Achieving food security in a changing environment will be one of the greatest challenges for current and future food scientists.
In a report leading up to the COP20 in Lima, CGIAR report that without urgent action for mitigation of emissions and adaptation, the world faces more loss and damage due to climate change. As a result, our farmers’ capacity to produce food will be reduced.
One of the biggest challenges in planning for climate change is to understand how warming temperatures and unpredictable rainfall will affect agriculture. We need to understand how climate change will affect some of the globally important crops like wheat, corn, rice and soya. According to Stanford University scientist David Lobell, these 4 crops constitute around 75% of all the calories we consume through direct or indirect consumption.
One of the ways to understand the impacts of future climate is through the use of climate models.
Climate models are complex equations that represent the interactions and dynamics of our atmosphere. Climate models are extremely useful in conducting experiments that would otherwise take a lot of time and resources.
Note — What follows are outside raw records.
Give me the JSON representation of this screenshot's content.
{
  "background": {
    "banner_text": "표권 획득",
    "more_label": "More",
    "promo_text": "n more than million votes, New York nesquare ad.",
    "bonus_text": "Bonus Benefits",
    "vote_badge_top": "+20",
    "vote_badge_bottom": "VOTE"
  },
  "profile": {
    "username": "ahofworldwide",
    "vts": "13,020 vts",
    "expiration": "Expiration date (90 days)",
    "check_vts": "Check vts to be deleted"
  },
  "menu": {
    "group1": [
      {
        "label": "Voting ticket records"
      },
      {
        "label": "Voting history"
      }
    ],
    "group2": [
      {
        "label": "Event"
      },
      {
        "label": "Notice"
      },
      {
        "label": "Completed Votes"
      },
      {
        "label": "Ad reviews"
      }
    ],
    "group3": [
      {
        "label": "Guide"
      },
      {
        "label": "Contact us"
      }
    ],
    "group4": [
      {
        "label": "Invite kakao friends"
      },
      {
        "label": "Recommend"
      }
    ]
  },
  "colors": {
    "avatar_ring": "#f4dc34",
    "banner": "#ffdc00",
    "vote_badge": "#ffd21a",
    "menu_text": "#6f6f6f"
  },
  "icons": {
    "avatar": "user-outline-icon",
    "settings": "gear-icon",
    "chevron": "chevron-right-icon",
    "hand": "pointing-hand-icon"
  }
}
Thus they are useful in planning adaptation scenarios, although they do have uncertainties and limitations.
Using climate models and future scenarios of how much carbon dioxide there will be, and using these together with information on how key crops grow, will be the focus of my studies as a Grantham Scholar.
Climate models are incredibly complex and getting them at the appropriate scale for studying impacts on agriculture is not an easy task, because our atmosphere is so complex.
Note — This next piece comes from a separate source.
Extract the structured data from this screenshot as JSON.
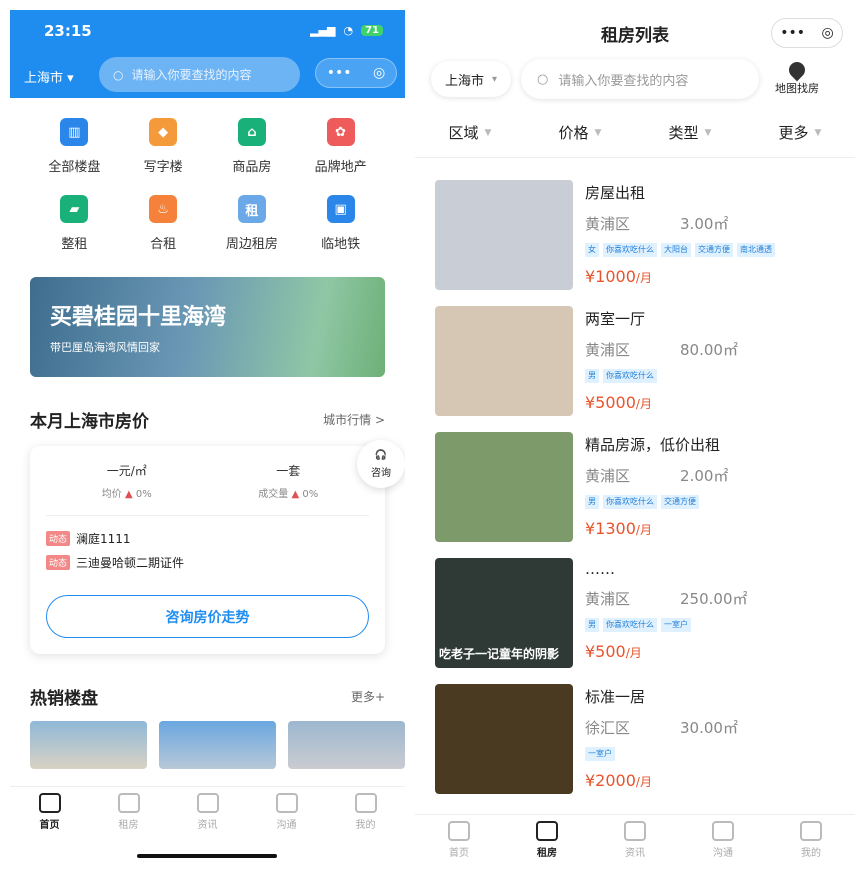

Supercomputers are needed to run global-scale models. One way to localize these huge amounts of data is through the use of a mathematical process called “downscaling”.
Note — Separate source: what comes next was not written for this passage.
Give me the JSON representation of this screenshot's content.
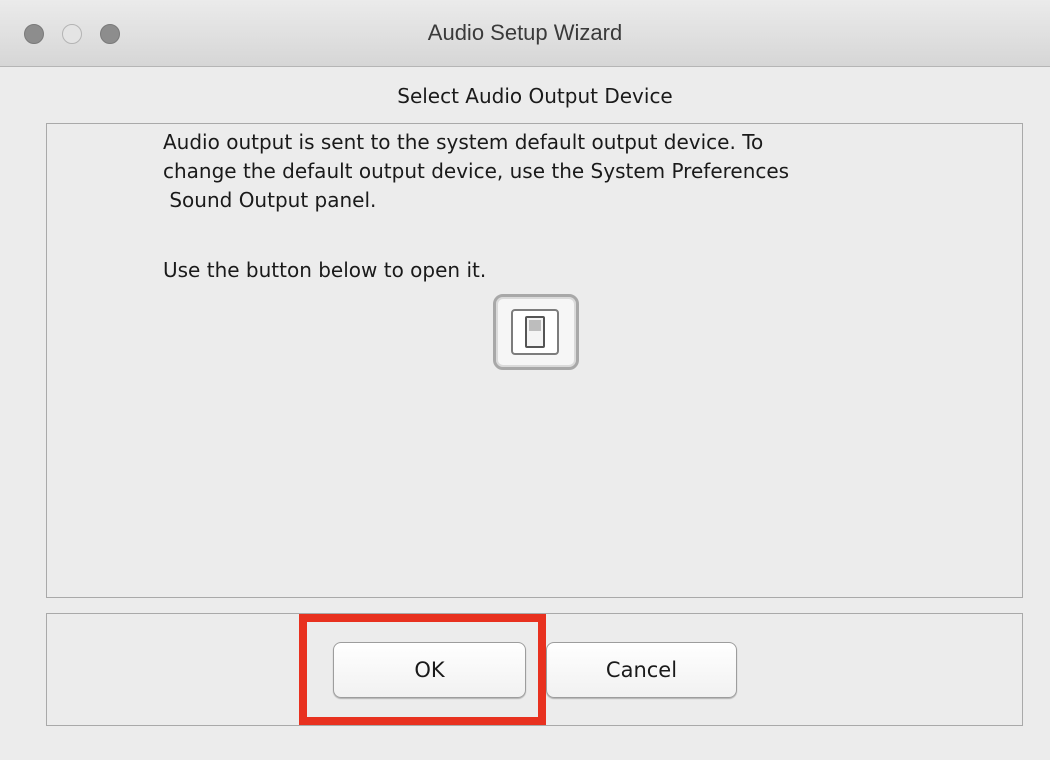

Earlier this month, I went to the International Centre for Theoretical Physics (ICTP) in Trieste. There, I took part in Third VALUE Training School: ‘Spatial and Temporal Variability in Statistical and Dynamical Downscaling’. This is part of the European Cooperation on Science and Technology’s Validating and Integrating Downscaling Methods for Climate Change Research project.
Together with participants from all over the world studying climate, we learned several key processes and concepts necessary to begin downscaling in our own respective projects.
One of the most interesting aspects to me was learning how to use Weather Generators.
Using the open-source statistical software R and a package called Rglimclim created by Professor Richard Chandler we were able to create multiple years of simulated weather data (pictured) and compare them with real weather observations.
In my project, I will potentially use this new knowledge to simulate future weather in locations in Europe that I can later use to feed into crop models, in order to see how much yields will increase or decrease.
It was a great learning experience. However, it was also a stark reminder that the work of international policy – as the UN Lima climate change conference draws closer – is a key shaper in what our future carbon dioxide emissions, and thus what our common future climate, will be like.
Main image: You “R” so beautiful to me – a sample of generated weather data using Rglimclim. The dark black lines are real observations and the grey lines represent what the weather generator has simulated. (Software by Rglimclim. Data source: European Climate Assessment and Dataset).
Edited by Claire Moran.